After the first round, Macron and Le Pen represented only 34% of registered voters overall and 45% of the vote. This is even more striking as 41% of Macron’s electorate appears to have voted tactically in the first round.
More oxygen for Le Pen
Through this archaic system, Le Pen, who was within a million votes of Fillon and Mélenchon, has been given the opportunity to legitimise her ideas further and is likely to set a new record in terms of votes for her far-right Front National (FN) party. Between the two rounds, Le Pen has been given ample opportunity to push her agenda, and spread false news in a manner similar to Donald Trump in the US. As Macron seems unable to counter Le Pen’s demagoguery, he may help to further legitimise some of her politics by joining a race to the bottom, on anti-terrorism legislation in particular.
This is despite the fact that it would take a political earthquake for Le Pen to win. In 2007 and 2012, Le Pen would have needed more than 18m votes to win the election – her current record is 7.7m in the first round of the 2017 election. While her supporters tend to be loyal, her vote base tends to be more restricted, and most polls suggest that French voters still see the party as a threat to democracy.
Considering that the two mainstream parties, Les Républicains and the Parti Socialiste have called on their supporters to vote for Macron, and that Mélenchon’s supporters seem more likely either to abstain or turn to Macron, Le Pen faces almost certain defeat in the second round.
However, Macron’s lacklustre campaign for the second round thus far and his refusal to offer the left-wing electorate some concessions could allow Le Pen a very strong showing. Rather than the presidency, Le Pen’s aim is most likely to reach 35% or more of the vote in the second round, benefiting from massive abstention rates rather than her own strong gains between the two rounds. Should she achieve such a result, she would be in a very strong position to plan for the 2022 election, to continue to normalise her ideas and position herself as the main opposition in France.
In the mid-term, the alliance of all other candidates behind Macron in a Republican Front is bound to reinforce Le Pen’s idea that she is the only one fighting against a deeply distrusted establishment. In this context, it is understandable that Mélenchon was not keen to lend support to Macron, but it is perhaps not acceptable when considering the threat. The situation is a real catch-22 for the left.
Where next for democracy?
In this context, it is urgent to acknowledge the anti-democratic nature of the French presidential elections. The campaign debates and the space given to alternative voices before the first round revived the interest of the French people. Debates and disagreements shifted the focus away from the toxic nationalism promoted by the FN, which had been lazily borrowed by mainstream politicians and opportunistically hyped by much of the media. The return of class politics in the second debate was particularly welcome, and certainly played a part in the late surge of Mélenchon ahead of the first round of voting.
Throughout the campaign, polls suggested that young people and the working class would turn en masse to the FN as it would be the sole alternative to the status quo. However, a single month of debate dedicated to different ideas turned the tide, and Mélenchon attracted the most young voters, and around 30% of the working-class vote. Considering that Le Pen has benefited from disproportionate media coverage since 2012, and Macron for a year, one can only wonder where the debate would be if all ideas were equally discussed in day-to-day politics.

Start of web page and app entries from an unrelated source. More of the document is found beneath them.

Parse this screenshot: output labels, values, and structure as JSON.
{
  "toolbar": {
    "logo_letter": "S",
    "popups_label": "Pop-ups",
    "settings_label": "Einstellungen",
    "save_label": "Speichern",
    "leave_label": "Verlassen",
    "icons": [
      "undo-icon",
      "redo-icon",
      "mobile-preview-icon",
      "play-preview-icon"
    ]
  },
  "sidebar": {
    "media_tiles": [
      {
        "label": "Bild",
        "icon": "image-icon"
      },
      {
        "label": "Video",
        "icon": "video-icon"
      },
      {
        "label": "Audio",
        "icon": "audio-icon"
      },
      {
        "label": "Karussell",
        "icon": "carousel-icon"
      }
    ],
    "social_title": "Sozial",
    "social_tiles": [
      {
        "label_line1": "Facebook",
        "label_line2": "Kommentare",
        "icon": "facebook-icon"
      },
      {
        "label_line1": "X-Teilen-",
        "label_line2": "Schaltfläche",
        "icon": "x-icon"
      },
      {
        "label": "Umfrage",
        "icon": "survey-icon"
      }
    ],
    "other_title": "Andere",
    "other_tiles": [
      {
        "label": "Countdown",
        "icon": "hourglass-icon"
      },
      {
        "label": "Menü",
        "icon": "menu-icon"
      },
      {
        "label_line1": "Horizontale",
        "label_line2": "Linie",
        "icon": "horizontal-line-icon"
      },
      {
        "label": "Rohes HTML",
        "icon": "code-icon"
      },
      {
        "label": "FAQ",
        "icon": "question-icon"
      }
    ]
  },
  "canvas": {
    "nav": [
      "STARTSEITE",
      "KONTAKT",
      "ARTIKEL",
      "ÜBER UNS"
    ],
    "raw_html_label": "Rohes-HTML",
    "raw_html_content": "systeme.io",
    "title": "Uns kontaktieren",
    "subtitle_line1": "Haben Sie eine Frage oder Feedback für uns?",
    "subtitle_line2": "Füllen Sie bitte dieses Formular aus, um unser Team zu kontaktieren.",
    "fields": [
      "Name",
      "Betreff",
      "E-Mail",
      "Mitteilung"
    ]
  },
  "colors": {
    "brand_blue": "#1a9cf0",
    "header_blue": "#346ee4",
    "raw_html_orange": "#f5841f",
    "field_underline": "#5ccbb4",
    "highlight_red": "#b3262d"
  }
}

Yet the presidential system is only one element taking us away from democratic decision-making. Were our democratic demands serious, we would not restrict them to voting for less and less representative politicians every few years. We would instead bring politics back to our day-to-day interactions. For example, we could demand that a degree of chance and the drawing of lots is added to our decision-making system, meaning that anyone and everyone can be selected to take office at any time. We could also bring democracy back to where we spend much of our lives and energy: our workplaces and our economy.
This would demand effort and courage, but this is what democratic politics is and must be about.